Chinese medicine has been making use of the fruit and its leaves for thousands of years. It is consumed fresh or in dried raisin form as well as in infusions and lotions. It is believed it can protect the liver, boost the immune system, extend life expectancy, improve circulation, strengthen eyesight, improve sexual and reproductive health, besides additional features.
At the Desert Agri-research Center in Ramat Hanegev, there is a constant search for new crops that are suited to the extreme climatic conditions of the Negev and even provide an advantage for farmers in the region. The search has led to testing new varieties of tomatoes and peppers, or using unique growing methods in formation of the plant or in its irrigation. Occasionally, a new plant comes into our hands, which is not yet recognized as a crop in Israel and the role of R&D is to examine its potential. This is how Ramat Hanegev came to attempt to acclimate the Goji berry plant, a perennial shrub of the Solanaceae (shade-plant) family also called wolfberry, a native of the deserts of China and Mongolia. The fruit is red, about the size of a blueberry and yields clusters from spring to autumn.
In the United States and Western Europe people have discovered the wonders of Goji berry, and it has become part of a healthy diet since the 2000’s. Scientific studies indicate the presence of 11 essential minerals and 22 trace elements, including zinc, selenium, calcium and iron (in large amounts), carotenoids, vitamins B, C, E and others, and fatty acids. Western nutritionists believe that Goji berries even strengthen the immune system, improve energy levels, reduce fatigue and weakness and moderate appetite, thereby contributing to overall well-being.
At this time, the very first yield of this fruit is being harvested at the Ramat Hanegev Desert Agri-research Center. Researchers are now focusing their efforts on developing growing and harvesting methods, and on extending the shelf life of fresh produce. The goal is to attain high-quality fresh fruit that can be marketed as a specialty crop for export and health-food stores. (Today in the Israel you can buy imported Gojis in health-food stores in dried raisin form only, and in small packages, at a high cost of NIS120 or more per kilogram).

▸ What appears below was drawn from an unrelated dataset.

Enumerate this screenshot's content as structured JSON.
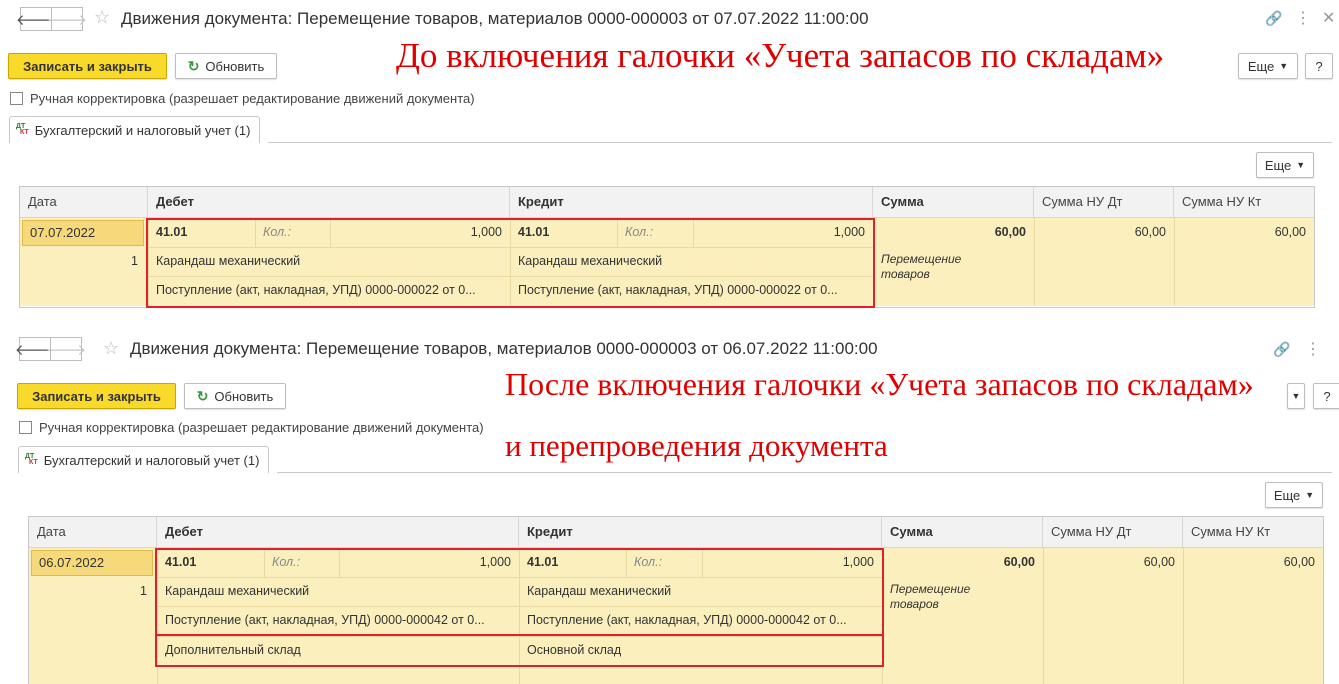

Our R & D researchers hope that within a year, cultivation of Goji berries as another Ramat Hanegev agricultural product will be feasible.